Scan the entries and copy each line where the word "this" is present.

--

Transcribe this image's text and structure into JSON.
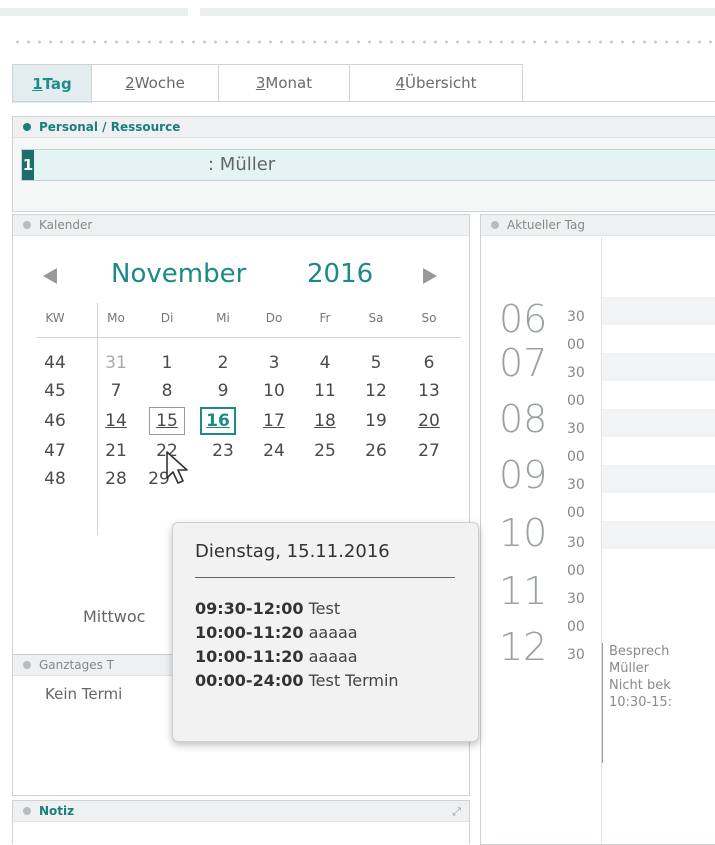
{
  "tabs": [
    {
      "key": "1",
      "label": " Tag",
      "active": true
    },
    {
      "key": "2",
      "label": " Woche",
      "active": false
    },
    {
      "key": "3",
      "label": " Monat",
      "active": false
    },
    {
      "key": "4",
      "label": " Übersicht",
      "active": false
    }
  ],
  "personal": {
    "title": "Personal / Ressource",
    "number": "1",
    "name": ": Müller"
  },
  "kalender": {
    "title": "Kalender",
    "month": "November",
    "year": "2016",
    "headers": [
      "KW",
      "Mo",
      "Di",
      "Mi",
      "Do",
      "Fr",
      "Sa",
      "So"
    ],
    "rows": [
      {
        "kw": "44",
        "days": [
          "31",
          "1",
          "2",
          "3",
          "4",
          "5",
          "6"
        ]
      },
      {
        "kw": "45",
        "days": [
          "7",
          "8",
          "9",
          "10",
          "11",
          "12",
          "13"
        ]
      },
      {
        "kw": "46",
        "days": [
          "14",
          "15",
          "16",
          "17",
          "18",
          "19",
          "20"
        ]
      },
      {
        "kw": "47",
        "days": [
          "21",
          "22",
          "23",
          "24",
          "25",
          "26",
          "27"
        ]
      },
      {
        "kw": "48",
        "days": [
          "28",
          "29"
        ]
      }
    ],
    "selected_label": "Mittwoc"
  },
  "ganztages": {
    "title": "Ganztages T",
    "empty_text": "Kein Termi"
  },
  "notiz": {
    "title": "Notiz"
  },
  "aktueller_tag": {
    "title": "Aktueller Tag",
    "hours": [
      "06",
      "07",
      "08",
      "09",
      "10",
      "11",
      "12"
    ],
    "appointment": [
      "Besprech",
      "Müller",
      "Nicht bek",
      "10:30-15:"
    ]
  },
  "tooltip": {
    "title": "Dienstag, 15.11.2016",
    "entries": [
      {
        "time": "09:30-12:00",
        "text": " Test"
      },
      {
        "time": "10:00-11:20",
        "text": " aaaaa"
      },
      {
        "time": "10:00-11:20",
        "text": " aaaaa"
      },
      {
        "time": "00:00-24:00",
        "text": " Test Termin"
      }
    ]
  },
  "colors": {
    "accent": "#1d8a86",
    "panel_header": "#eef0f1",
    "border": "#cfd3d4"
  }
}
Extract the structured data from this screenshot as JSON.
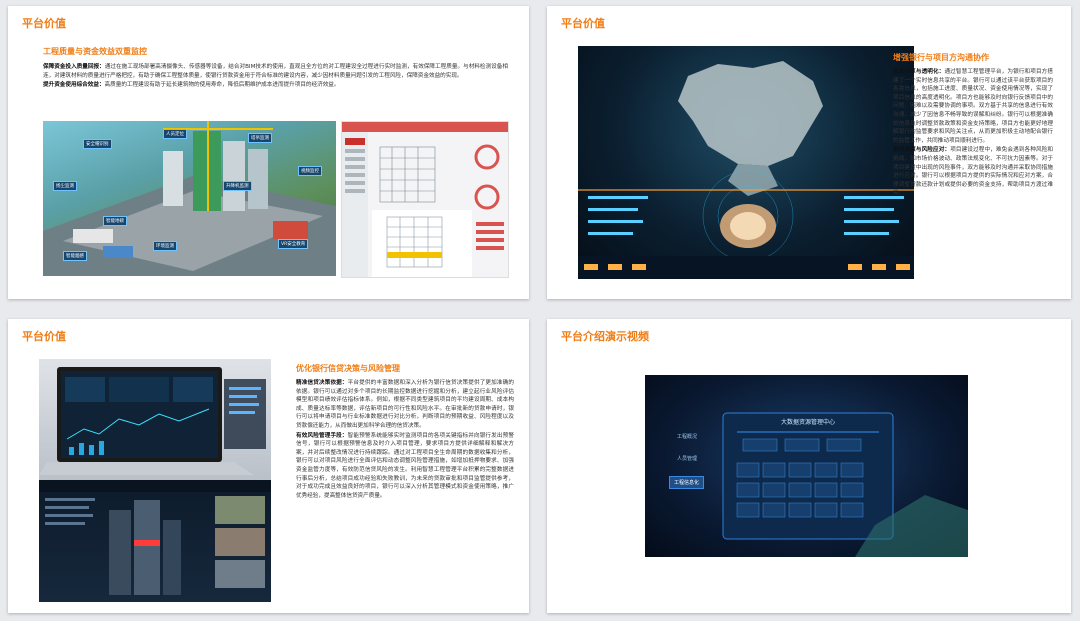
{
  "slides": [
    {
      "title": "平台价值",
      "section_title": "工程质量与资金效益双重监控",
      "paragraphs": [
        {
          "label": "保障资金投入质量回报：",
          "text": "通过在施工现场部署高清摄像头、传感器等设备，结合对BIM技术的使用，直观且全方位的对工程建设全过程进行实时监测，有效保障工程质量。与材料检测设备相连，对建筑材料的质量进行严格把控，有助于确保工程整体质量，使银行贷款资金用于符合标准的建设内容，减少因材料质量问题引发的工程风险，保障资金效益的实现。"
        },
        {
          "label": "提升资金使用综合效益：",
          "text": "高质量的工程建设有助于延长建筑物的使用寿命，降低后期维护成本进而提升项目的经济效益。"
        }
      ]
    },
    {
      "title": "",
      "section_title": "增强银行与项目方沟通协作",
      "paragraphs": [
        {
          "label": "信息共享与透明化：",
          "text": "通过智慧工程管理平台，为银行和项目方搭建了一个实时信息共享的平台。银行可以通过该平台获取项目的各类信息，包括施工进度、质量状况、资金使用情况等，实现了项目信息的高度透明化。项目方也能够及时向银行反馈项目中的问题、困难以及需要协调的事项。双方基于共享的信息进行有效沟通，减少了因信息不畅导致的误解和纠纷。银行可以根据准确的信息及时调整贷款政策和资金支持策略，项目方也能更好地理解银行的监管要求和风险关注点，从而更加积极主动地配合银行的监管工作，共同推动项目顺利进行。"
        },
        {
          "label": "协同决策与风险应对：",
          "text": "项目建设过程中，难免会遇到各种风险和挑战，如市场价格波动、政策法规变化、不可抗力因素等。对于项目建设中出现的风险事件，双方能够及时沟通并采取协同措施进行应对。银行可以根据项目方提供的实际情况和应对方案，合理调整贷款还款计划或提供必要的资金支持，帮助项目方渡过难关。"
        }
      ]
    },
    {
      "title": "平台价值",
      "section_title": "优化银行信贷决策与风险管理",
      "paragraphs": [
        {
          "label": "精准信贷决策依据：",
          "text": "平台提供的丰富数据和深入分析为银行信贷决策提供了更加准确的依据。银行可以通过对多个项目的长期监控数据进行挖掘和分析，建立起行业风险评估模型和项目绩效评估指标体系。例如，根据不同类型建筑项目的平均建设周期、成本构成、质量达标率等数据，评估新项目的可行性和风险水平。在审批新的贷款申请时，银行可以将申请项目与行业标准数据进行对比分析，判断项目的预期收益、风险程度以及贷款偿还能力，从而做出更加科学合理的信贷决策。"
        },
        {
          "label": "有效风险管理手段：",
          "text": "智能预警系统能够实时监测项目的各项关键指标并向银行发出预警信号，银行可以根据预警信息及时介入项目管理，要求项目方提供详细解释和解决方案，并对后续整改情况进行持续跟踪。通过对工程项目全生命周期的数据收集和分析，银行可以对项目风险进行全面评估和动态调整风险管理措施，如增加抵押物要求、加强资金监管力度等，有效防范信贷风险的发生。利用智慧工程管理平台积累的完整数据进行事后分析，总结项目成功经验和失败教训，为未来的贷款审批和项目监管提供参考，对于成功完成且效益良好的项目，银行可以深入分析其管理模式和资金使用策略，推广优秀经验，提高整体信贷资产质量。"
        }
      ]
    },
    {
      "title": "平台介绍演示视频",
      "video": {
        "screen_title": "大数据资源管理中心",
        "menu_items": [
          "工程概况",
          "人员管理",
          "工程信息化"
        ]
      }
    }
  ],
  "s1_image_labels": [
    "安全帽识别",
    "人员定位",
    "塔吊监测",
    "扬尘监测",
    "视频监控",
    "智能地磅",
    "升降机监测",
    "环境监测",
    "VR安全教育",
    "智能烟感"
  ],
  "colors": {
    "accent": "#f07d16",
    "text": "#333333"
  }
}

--

→ **Response area**:
Transcribe this image's text and structure into JSON.
Extract the structured data from this screenshot as JSON.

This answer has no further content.